Brexit. My oh my. Any Brit who voted in favour of the UK staying in the Euro supra-state must be wincing at how Brussels approaches the so-called ‘divorce negotiations’. Quite apposite that Zimbabwe’s Zanu-PF is all over the news at this time. Many must be feeling that where Mugabe is a model African it appears Barnier and Juncker are proudly model Europeans from similar mould. The shame.
As a lone, late-night quasi-adult voice from the “Despite Brexit” Broadcasting Corporation put it on Newsnight, “the EU default position is to not move”. Ouch. How that can be called proper negotiating is anyone’s guess. Then again, when it comes to the British view, hasn’t that been their stance since even before 1973?
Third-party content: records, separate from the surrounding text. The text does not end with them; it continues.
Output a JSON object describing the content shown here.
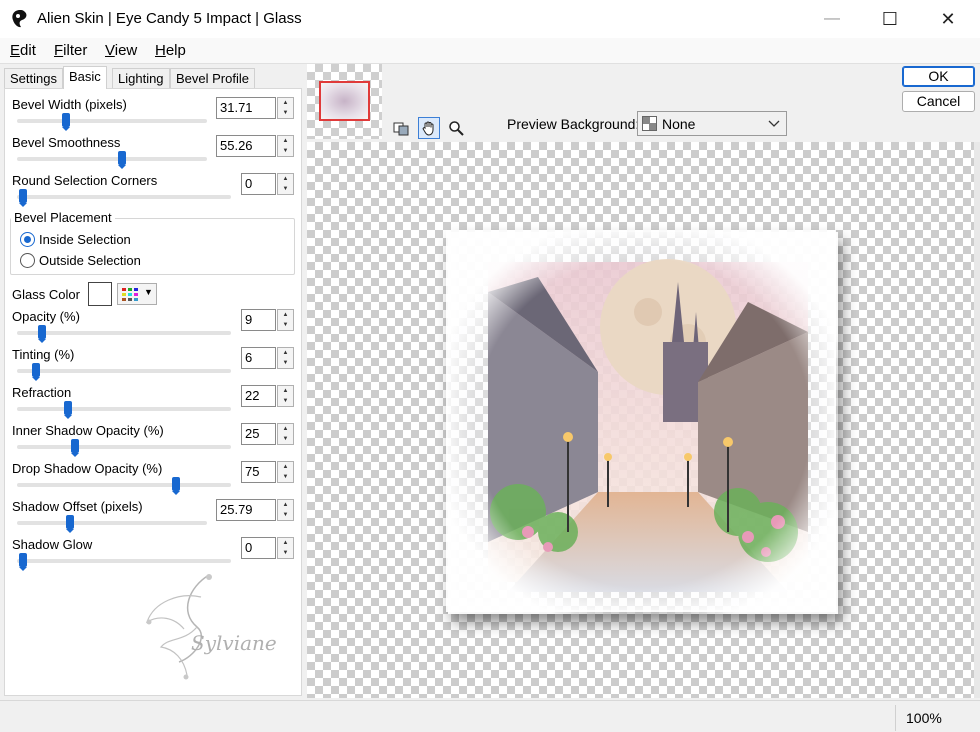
{
  "window": {
    "title": "Alien Skin | Eye Candy 5 Impact | Glass",
    "minimize_glyph": "—",
    "maximize_glyph": "☐",
    "close_glyph": "✕"
  },
  "menu": [
    "Edit",
    "Filter",
    "View",
    "Help"
  ],
  "tabs": [
    "Settings",
    "Basic",
    "Lighting",
    "Bevel Profile"
  ],
  "active_tab": "Basic",
  "controls": [
    {
      "label": "Bevel Width (pixels)",
      "value": "31.71",
      "slider": 0.25
    },
    {
      "label": "Bevel Smoothness",
      "value": "55.26",
      "slider": 0.55
    },
    {
      "label": "Round Selection Corners",
      "value": "0",
      "slider": 0.0
    },
    {
      "label": "Opacity (%)",
      "value": "9",
      "slider": 0.09
    },
    {
      "label": "Tinting (%)",
      "value": "6",
      "slider": 0.06
    },
    {
      "label": "Refraction",
      "value": "22",
      "slider": 0.22
    },
    {
      "label": "Inner Shadow Opacity (%)",
      "value": "25",
      "slider": 0.25
    },
    {
      "label": "Drop Shadow Opacity (%)",
      "value": "75",
      "slider": 0.75
    },
    {
      "label": "Shadow Offset (pixels)",
      "value": "25.79",
      "slider": 0.26
    },
    {
      "label": "Shadow Glow",
      "value": "0",
      "slider": 0.0
    }
  ],
  "bevel_placement": {
    "title": "Bevel Placement",
    "options": [
      "Inside Selection",
      "Outside Selection"
    ],
    "selected": "Inside Selection"
  },
  "glass_color": {
    "label": "Glass Color",
    "color": "#ffffff"
  },
  "buttons": {
    "ok": "OK",
    "cancel": "Cancel"
  },
  "preview": {
    "label": "Preview Background:",
    "value": "None"
  },
  "watermark": {
    "text": "Sylviane"
  },
  "zoom": "100%",
  "colors": {
    "accent": "#1868d0",
    "selection_frame": "#e03a3a"
  }
}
I noted insight into the current round of negotiations. Which reminded me of one of my favourite answers in such scenario. Born from my frustration that salespeople and negotiation are seldom recipes for success. Everyone thinks they can negotiate. Just like everyone thinks they can sell. Until they meet a pro on the other side of the table. The results do not tend to be pretty.
Which is why so many firms these days bring in a bespoke negotiation team to do contracts. Culled from Legal, Commercial and Exec posts. Many salespeople hate this. I myself lost a huge deal in my youth to the absence of creativity of just such a unit. But when you are selected as preferred supplier it’s for the best, all round.
the price is the price
I can’t tell you how happy I was to learn this line. It is not salespeople’s fault that negotiation can flummox them. We are not, as a rule, schooled in the very specific skillset. Nor do our natural traits that help make us stellar sales performers apply on a negotiation. In fact, they sadly actively hinder.
The “I’m sure we can talk about that” discount prelude is a disaster. I love it when I hear a salesperson steadfastly defend their price. It is what it is for a reason. There is value. If you want a discount, go buy from elsewhere and prepare to be heavily penalised in the time honoured “buy on price, pay twice” way. Or worse still, think that you can do whatever it is yourself. That really is a career-ending turn, mister customer.
if you … , then I’ll …
Another area where salespeople can fatally trip is not appreciating the quid pro quo nature of grown-up negotiation. You want a discount, hey? Just because otherwise you will not buy? Pur-lease…. As in accounting (ask your local eminence the Pharaoh of the Beans) every transaction has two sides. Double-entry book-keeping has been a staple since, I believe, Pacioli in 1494. And so it is in negotiation. Each currency has its yin and yang. No concession should flow solo.
when we jump, we jump together
A delightful phrase. From the mouth of Remainer turned brexit-means-brexit PM May. This really gets to the heart of the winning mindset when faced with barefaced intransigence. Thou shall not kowtow. This is a team game. Partnership must ensue. Long-term sustainable success only ever grows from a negotiation where both sides put the joint endeavour above their own ego-filled bullying singular priorities.
nothing’s agreed until everything’s agreed
Another wonderful set-up. I gather that this cornerstone is borrowed from the World Trade Organisation framework known as the “single undertaking”. In the current context, it means that there are a trio of first-stage points to resolve. Only when each is agreed in their separate fields can the next round commence.
This is unlikely in a solution sell situation. Yet it is something that you could keep up your sleeve especially if in a sole-selected evaluation phase. Although if it is new to you as a concept, I’d recommend getting assistance on the nuts and bolts.